Newsletter: Demanding Arctic Logistics

Fra felles framlegging av trussel- og risikovurderinger
Chief of the Norwegian Intelligence Service, Vice Admiral Nils Andreas Stensønes, Chief of the Norwegian Police Security Service, Beate Gangås, and Chief of the National Security Authority, Lars Christian Aamodt, at the presentation of the threat assessment for 2024. (Photo: Torbjørn Kjosvold/the Norwegian Armed Forces)

Dear reader. Living in the Arctic and the High North often entails demanding logistics for businesses and residents in general. A nationally significant transport corridor between the east and the west, between Norway and Sweden, has soon been closed for two months.

Newsletter for week 8. Norwegian version.

Despite its national significance, it receives little national attention. We have written several articles about how a closed Ofoten Line, or Iron Ore Line, from Kiruna to Narvik causes losses of many billions for the business sector and society (Norwegian only). 

The Armed Forces is also impacted as we near the major military exercise Nordic Response. 

"The Ofoten Line is important to the Armed Forces," says the Norwegian Chief of Defense Eirik Kristoffersen. 

The three Nordic countries, Norway, Sweden, and Finland, have had to transport military equipment via ships and vehicles instead of railway ahead of the exercise.

Yet, the Swedish state-owned iron ore company LKAB, which is dependent on the railway line, had a solid year-end result. The state dividend was SEK 7,6 billion.

Russian statements and threat assessments

Earlier this week, Russia announced it would no longer fund the Arctic Council.

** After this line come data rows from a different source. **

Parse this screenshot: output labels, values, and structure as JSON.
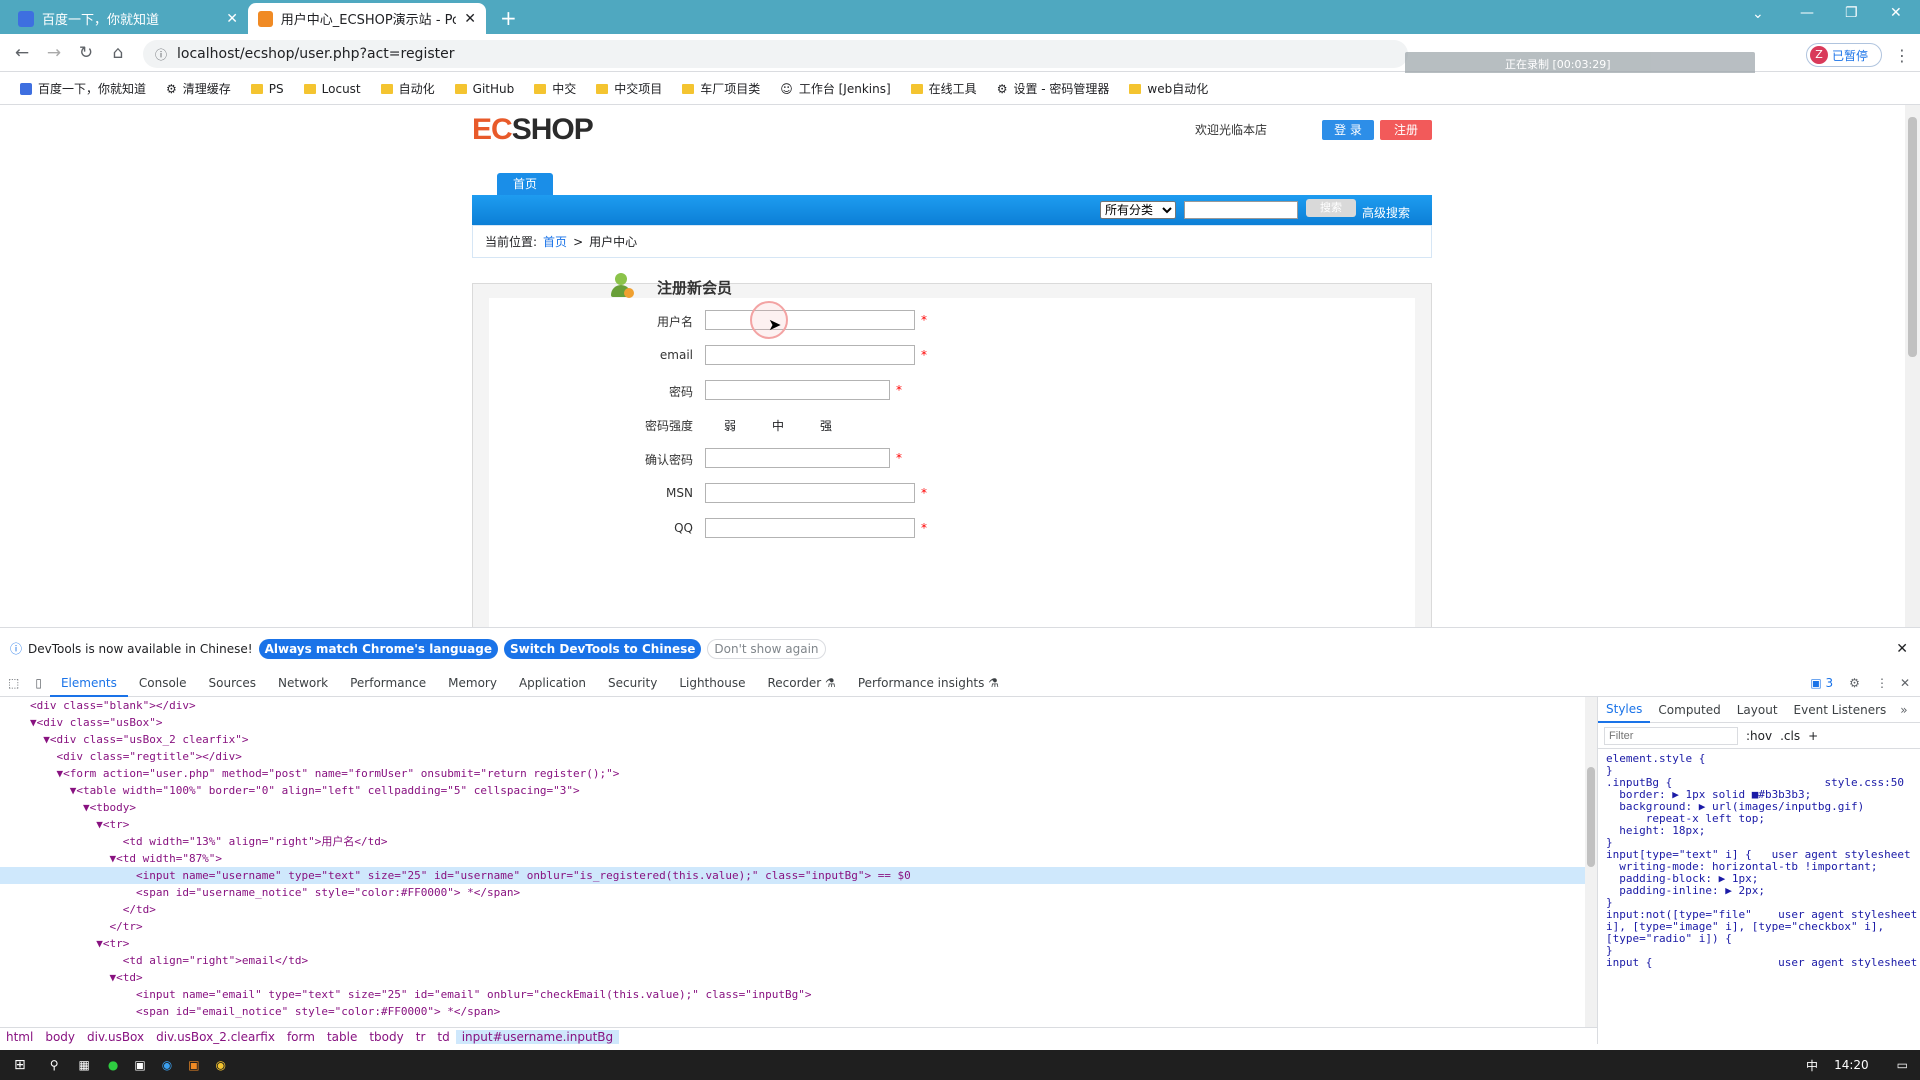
{
  "browser": {
    "tabs": [
      {
        "title": "百度一下，你就知道",
        "active": false
      },
      {
        "title": "用户中心_ECSHOP演示站 - Pow",
        "active": true
      }
    ],
    "new_tab": "+",
    "url": "localhost/ecshop/user.php?act=register",
    "recording": "正在录制 [00:03:29]",
    "profile_badge": "已暂停",
    "profile_letter": "Z"
  },
  "bookmarks": [
    "百度一下，你就知道",
    "清理缓存",
    "PS",
    "Locust",
    "自动化",
    "GitHub",
    "中交",
    "中交项目",
    "车厂项目类",
    "工作台 [Jenkins]",
    "在线工具",
    "设置 - 密码管理器",
    "web自动化"
  ],
  "site": {
    "logo": "ECSHOP",
    "welcome": "欢迎光临本店",
    "login": "登 录",
    "register": "注册",
    "home_tab": "首页",
    "category_select": "所有分类",
    "search_button": "搜索",
    "advanced_search": "高级搜索",
    "breadcrumb_prefix": "当前位置:",
    "breadcrumb_home": "首页",
    "breadcrumb_sep": ">",
    "breadcrumb_current": "用户中心",
    "form_title": "注册新会员",
    "fields": {
      "username": "用户名",
      "email": "email",
      "password": "密码",
      "strength": "密码强度",
      "confirm": "确认密码",
      "msn": "MSN",
      "qq": "QQ"
    },
    "strength_levels": [
      "弱",
      "中",
      "强"
    ],
    "required_mark": "*"
  },
  "devtools": {
    "info_text": "DevTools is now available in Chinese!",
    "btn_match": "Always match Chrome's language",
    "btn_switch": "Switch DevTools to Chinese",
    "btn_dismiss": "Don't show again",
    "tabs": [
      "Elements",
      "Console",
      "Sources",
      "Network",
      "Performance",
      "Memory",
      "Application",
      "Security",
      "Lighthouse",
      "Recorder ⚗",
      "Performance insights ⚗"
    ],
    "issues_count": "3",
    "style_tabs": [
      "Styles",
      "Computed",
      "Layout",
      "Event Listeners"
    ],
    "filter_placeholder": "Filter",
    "hov": ":hov",
    "cls": ".cls",
    "dom_lines": [
      "<div class=\"blank\"></div>",
      "▼<div class=\"usBox\">",
      "  ▼<div class=\"usBox_2 clearfix\">",
      "    <div class=\"regtitle\"></div>",
      "    ▼<form action=\"user.php\" method=\"post\" name=\"formUser\" onsubmit=\"return register();\">",
      "      ▼<table width=\"100%\" border=\"0\" align=\"left\" cellpadding=\"5\" cellspacing=\"3\">",
      "        ▼<tbody>",
      "          ▼<tr>",
      "              <td width=\"13%\" align=\"right\">用户名</td>",
      "            ▼<td width=\"87%\">",
      "                <input name=\"username\" type=\"text\" size=\"25\" id=\"username\" onblur=\"is_registered(this.value);\" class=\"inputBg\"> == $0",
      "                <span id=\"username_notice\" style=\"color:#FF0000\"> *</span>",
      "              </td>",
      "            </tr>",
      "          ▼<tr>",
      "              <td align=\"right\">email</td>",
      "            ▼<td>",
      "                <input name=\"email\" type=\"text\" size=\"25\" id=\"email\" onblur=\"checkEmail(this.value);\" class=\"inputBg\">",
      "                <span id=\"email_notice\" style=\"color:#FF0000\"> *</span>"
    ],
    "css_lines": [
      "element.style {",
      "}",
      ".inputBg {                       style.css:50",
      "  border: ▶ 1px solid ■#b3b3b3;",
      "  background: ▶ url(images/inputbg.gif)",
      "      repeat-x left top;",
      "  height: 18px;",
      "}",
      "input[type=\"text\" i] {   user agent stylesheet",
      "  writing-mode: horizontal-tb !important;",
      "  padding-block: ▶ 1px;",
      "  padding-inline: ▶ 2px;",
      "}",
      "input:not([type=\"file\"    user agent stylesheet",
      "i], [type=\"image\" i], [type=\"checkbox\" i],",
      "[type=\"radio\" i]) {",
      "}",
      "input {                   user agent stylesheet"
    ],
    "breadcrumbs": [
      "html",
      "body",
      "div.usBox",
      "div.usBox_2.clearfix",
      "form",
      "table",
      "tbody",
      "tr",
      "td",
      "input#username.inputBg"
    ]
  },
  "taskbar": {
    "time": "14:20",
    "ime": "中"
  }
}
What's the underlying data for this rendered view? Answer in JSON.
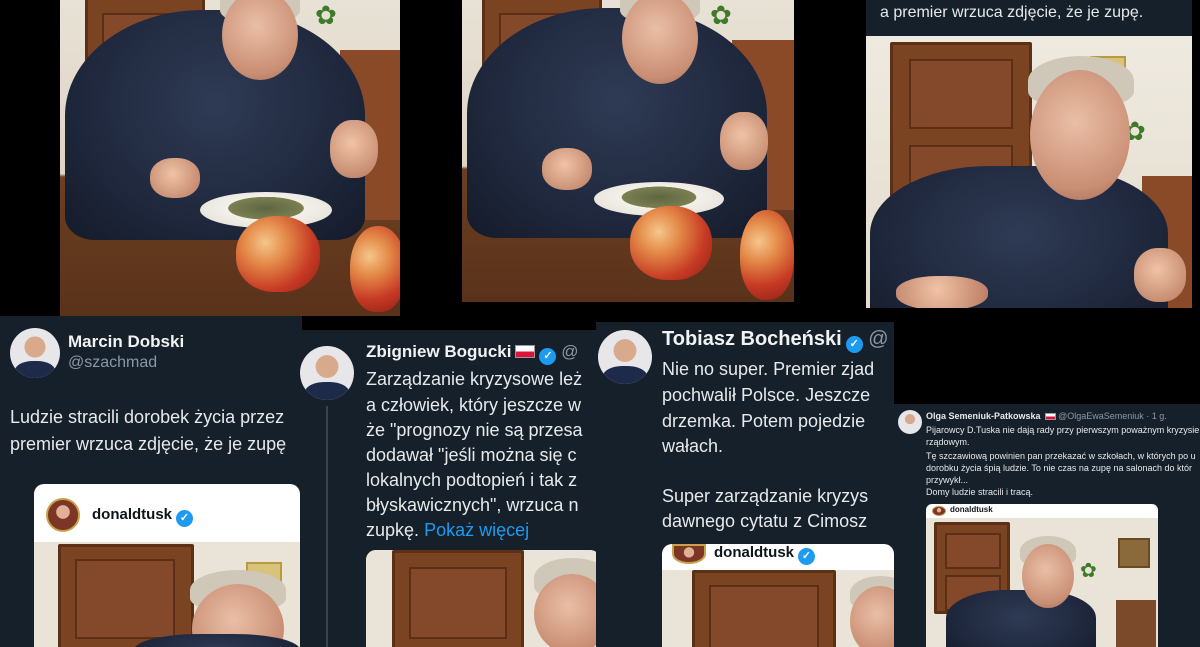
{
  "photos": {
    "top_caption": "a premier wrzuca zdjęcie, że je zupę."
  },
  "tweets": [
    {
      "name": "Marcin Dobski",
      "handle": "@szachmad",
      "lines": [
        "Ludzie stracili dorobek życia przez",
        "premier wrzuca zdjęcie, że je zupę"
      ],
      "embed_name": "donaldtusk"
    },
    {
      "name": "Zbigniew Bogucki",
      "handle": "@",
      "lines": [
        "Zarządzanie kryzysowe leż",
        "a człowiek, który jeszcze w",
        "że \"prognozy nie są przesa",
        "dodawał \"jeśli można się c",
        "lokalnych podtopień i tak z",
        "błyskawicznych\", wrzuca n"
      ],
      "last_line": "zupkę.",
      "more": "Pokaż więcej"
    },
    {
      "name": "Tobiasz Bocheński",
      "handle": "@",
      "lines": [
        "Nie no super. Premier zjad",
        "pochwalił Polsce. Jeszcze",
        "drzemka. Potem pojedzie",
        "wałach.",
        "",
        "Super zarządzanie kryzys",
        "dawnego cytatu z Cimosz"
      ],
      "embed_name": "donaldtusk"
    },
    {
      "name": "Olga Semeniuk-Patkowska",
      "handle": "@OlgaEwaSemeniuk · 1 g.",
      "lines": [
        "Pijarowcy D.Tuska nie dają rady przy pierwszym poważnym kryzysie",
        "rządowym.",
        "Tę szczawiową powinien pan przekazać w szkołach, w których po u",
        "dorobku życia śpią ludzie. To nie czas na zupę na salonach do któr",
        "przywykł...",
        "Domy ludzie stracili i tracą."
      ],
      "embed_name": "donaldtusk"
    }
  ]
}
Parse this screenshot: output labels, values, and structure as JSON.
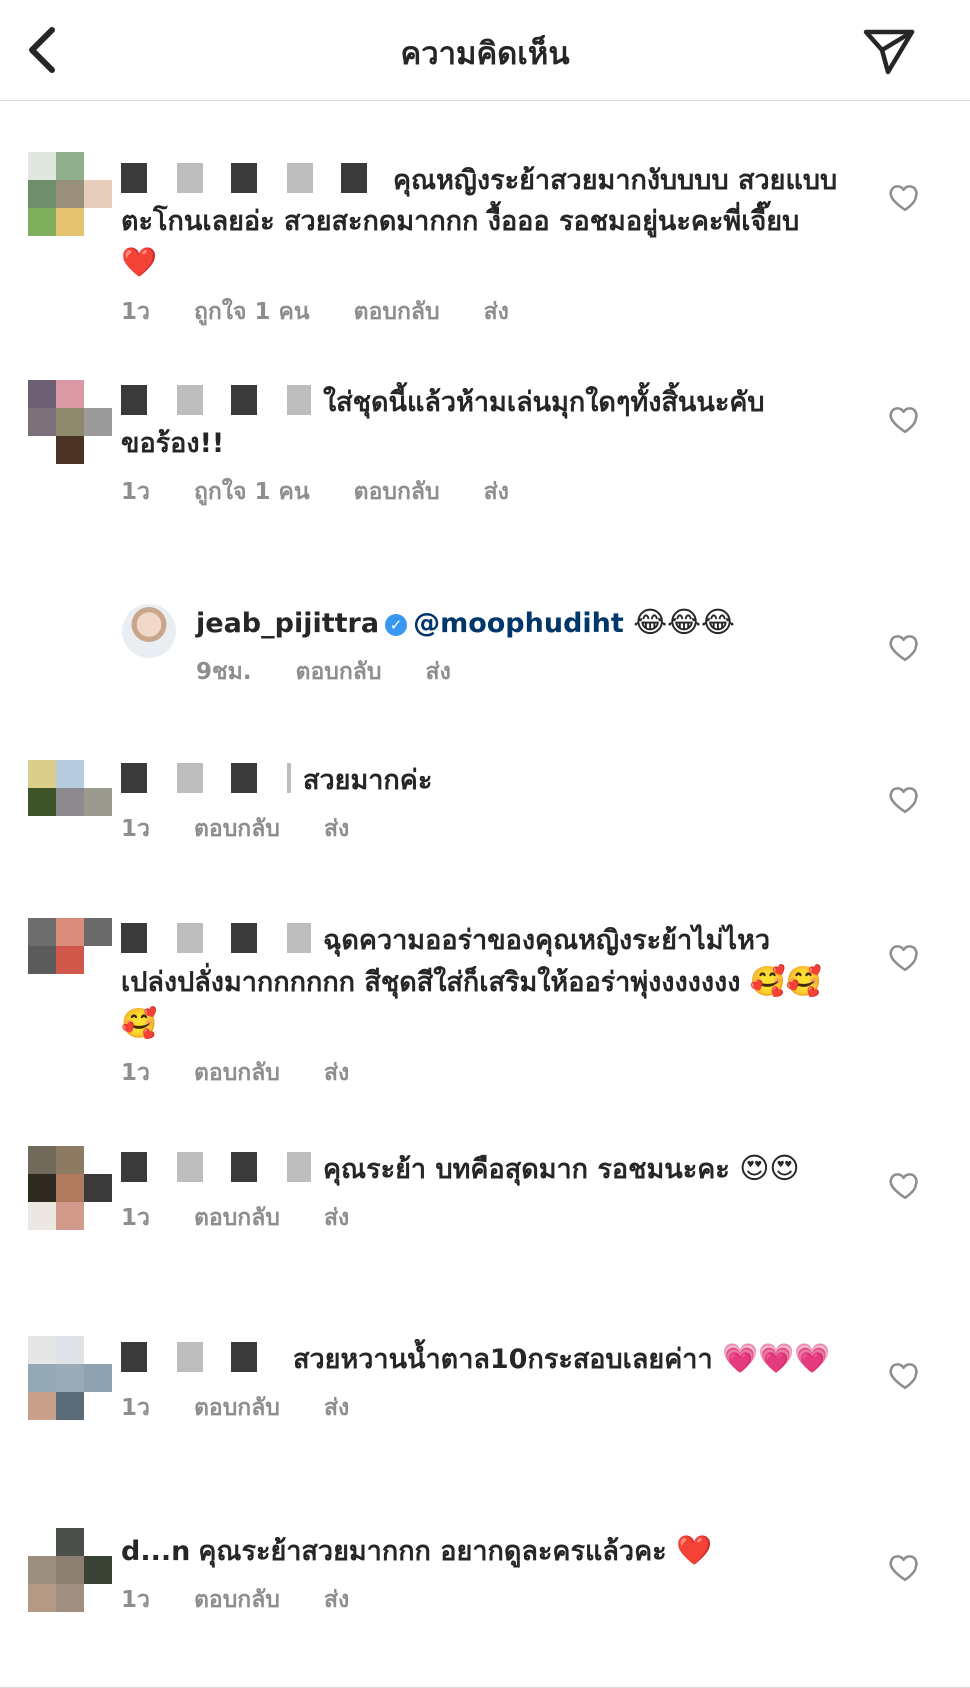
{
  "header": {
    "title": "ความคิดเห็น",
    "back_icon": "chevron-left-icon",
    "send_icon": "paper-plane-icon"
  },
  "colors": {
    "accent_link": "#00376b",
    "verified": "#3897f0",
    "meta_gray": "#8e8e8e",
    "heart_red": "#ed4956"
  },
  "comments": [
    {
      "text": "คุณหญิงระย้าสวยมากงับบบบ สวยแบบตะโกนเลยอ่ะ สวยสะกดมากกก งื้อออ รอชมอยู่นะคะพี่เจี๊ยบ",
      "emoji": "❤️",
      "time": "1ว",
      "likes": "ถูกใจ 1 คน",
      "reply": "ตอบกลับ",
      "send": "ส่ง"
    },
    {
      "text": "ใส่ชุดนี้แล้วห้ามเล่นมุกใดๆทั้งสิ้นนะคับ ขอร้อง!!",
      "time": "1ว",
      "likes": "ถูกใจ 1 คน",
      "reply": "ตอบกลับ",
      "send": "ส่ง"
    },
    {
      "username": "jeab_pijittra",
      "mention": "@moophudiht",
      "emoji": "😂😂😂",
      "time": "9ชม.",
      "reply": "ตอบกลับ",
      "send": "ส่ง"
    },
    {
      "text": "สวยมากค่ะ",
      "time": "1ว",
      "reply": "ตอบกลับ",
      "send": "ส่ง"
    },
    {
      "text": "ฉุดความออร่าของคุณหญิงระย้าไม่ไหว เปล่งปลั่งมากกกกกก สีชุดสีใส่ก็เสริมให้ออร่าพุ่งงงงงงง",
      "emoji": "🥰🥰🥰",
      "time": "1ว",
      "reply": "ตอบกลับ",
      "send": "ส่ง"
    },
    {
      "text": "คุณระย้า บทคือสุดมาก รอชมนะคะ",
      "emoji": "😍😍",
      "time": "1ว",
      "reply": "ตอบกลับ",
      "send": "ส่ง"
    },
    {
      "text": "สวยหวานน้ำตาล10กระสอบเลยค่าา",
      "emoji": "💗💗💗",
      "time": "1ว",
      "reply": "ตอบกลับ",
      "send": "ส่ง"
    },
    {
      "username_visible": "d...n",
      "text": "คุณระย้าสวยมากกก อยากดูละครแล้วคะ",
      "emoji": "❤️",
      "time": "1ว",
      "reply": "ตอบกลับ",
      "send": "ส่ง"
    }
  ]
}
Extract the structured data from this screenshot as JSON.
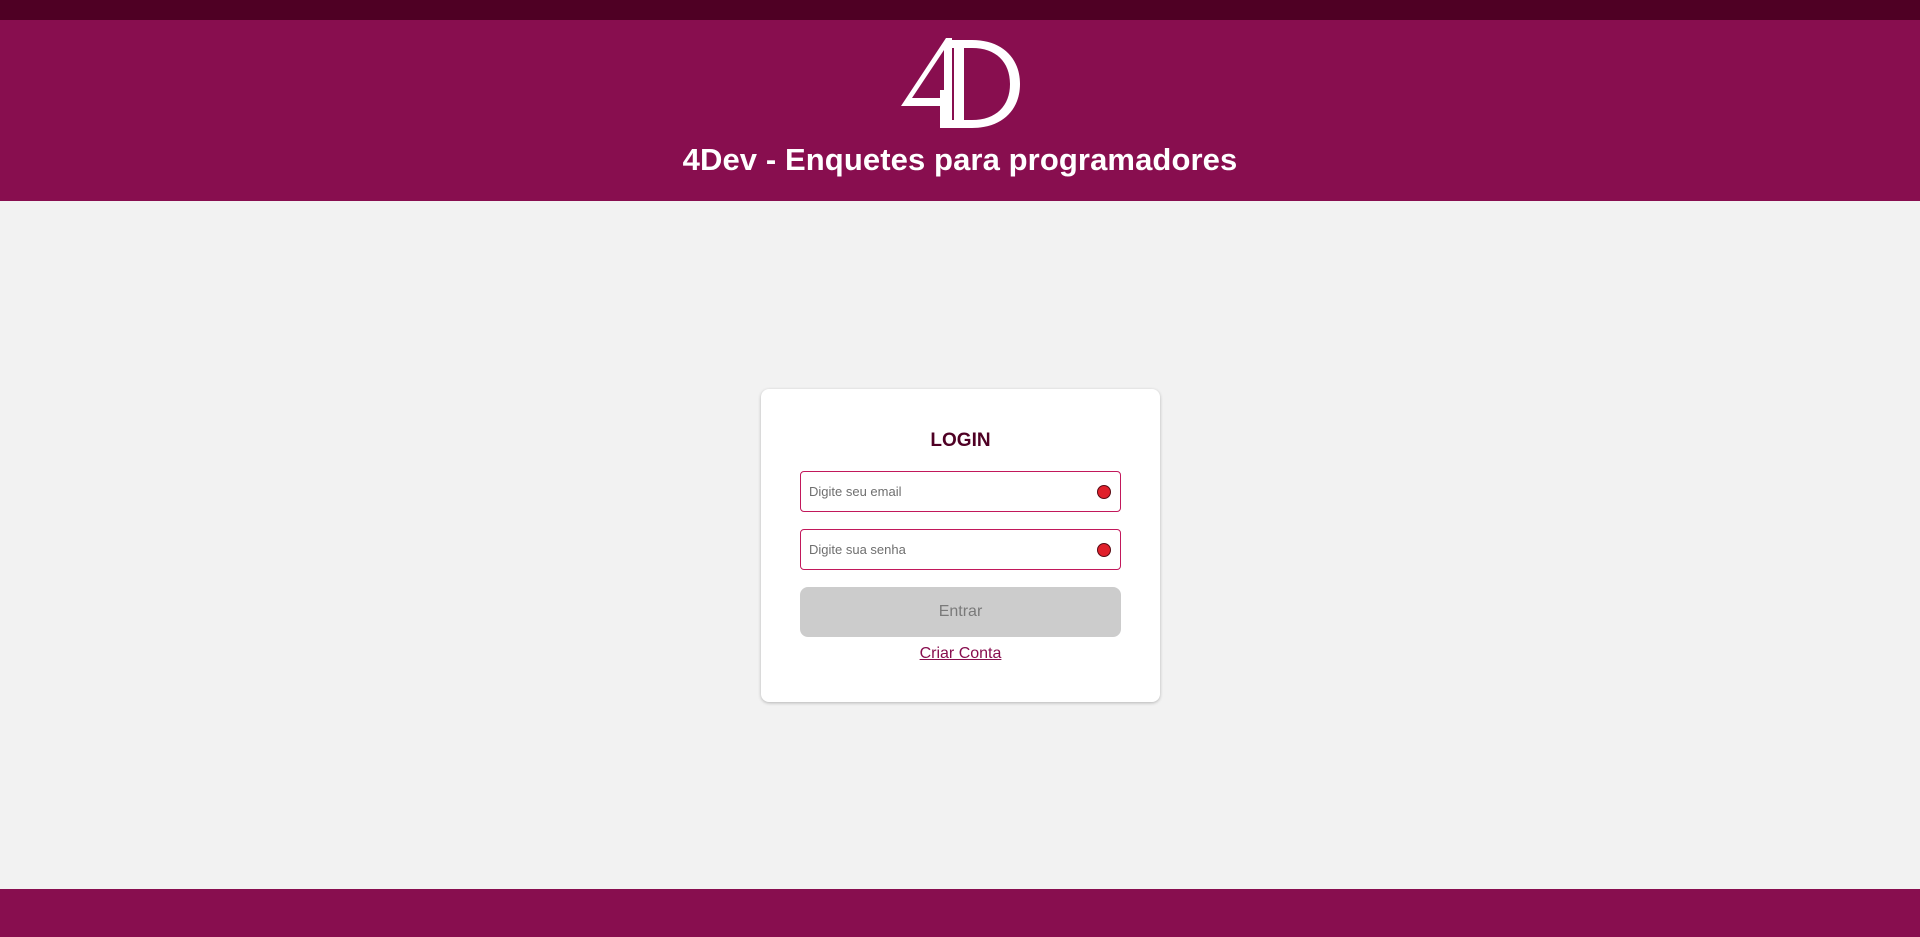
{
  "colors": {
    "primary": "#880e4f",
    "primary_dark": "#4f0024",
    "background": "#f2f2f2",
    "status_error": "#e0202b",
    "button_disabled": "#cccccc"
  },
  "header": {
    "logo_text": "4D",
    "title": "4Dev - Enquetes para programadores"
  },
  "login": {
    "title": "LOGIN",
    "email": {
      "placeholder": "Digite seu email",
      "value": "",
      "status_icon": "error-dot-icon"
    },
    "password": {
      "placeholder": "Digite sua senha",
      "value": "",
      "status_icon": "error-dot-icon"
    },
    "submit_label": "Entrar",
    "signup_link": "Criar Conta"
  }
}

"Not as dramatic as it sounds," writes Jennifer Spence, a researcher with long experience and expertise in Arctic cooperation, in an Op-Ed.

Slightly different is Russian MFA Sergey Lavrov's answer to questions about whether a termination of maritime agreements with Norway in the Barents Sea and with the United States in the Bering Strait is plausible. 

"You have to look at the big picture," says Lavrov, and points out that the agreements are beneficial for Russia.

This week, the Norwegian intelligence and surveillance institutions have presented their threat assessments, including for the High North. The main conclusion is unchanged: Russia does not pose a conventional military threat in the short term.

Tax competition with Switzerland

New initiatives are constantly being taken to attract capital and people to the Arctic. In this Friday's commentary, I write about a new proposal, a local or municipal cut in wealth tax. Bodø municipality will compete with the tax haven Switzerland for the super-rich.

The flight from the North, or the lack of Arctic attraction, is about different groups entirely. It is about a deficit of young people, preferably in the establishment phase, with high education and a will to make a difference in cities and towns where retirement homes are filling up while primary schools are emptied and closed, I write.

Read about this and much more at High North News

On behalf of the editorial staff, I wish our readers a great weekend.

Best, Editor Arne O. Holm.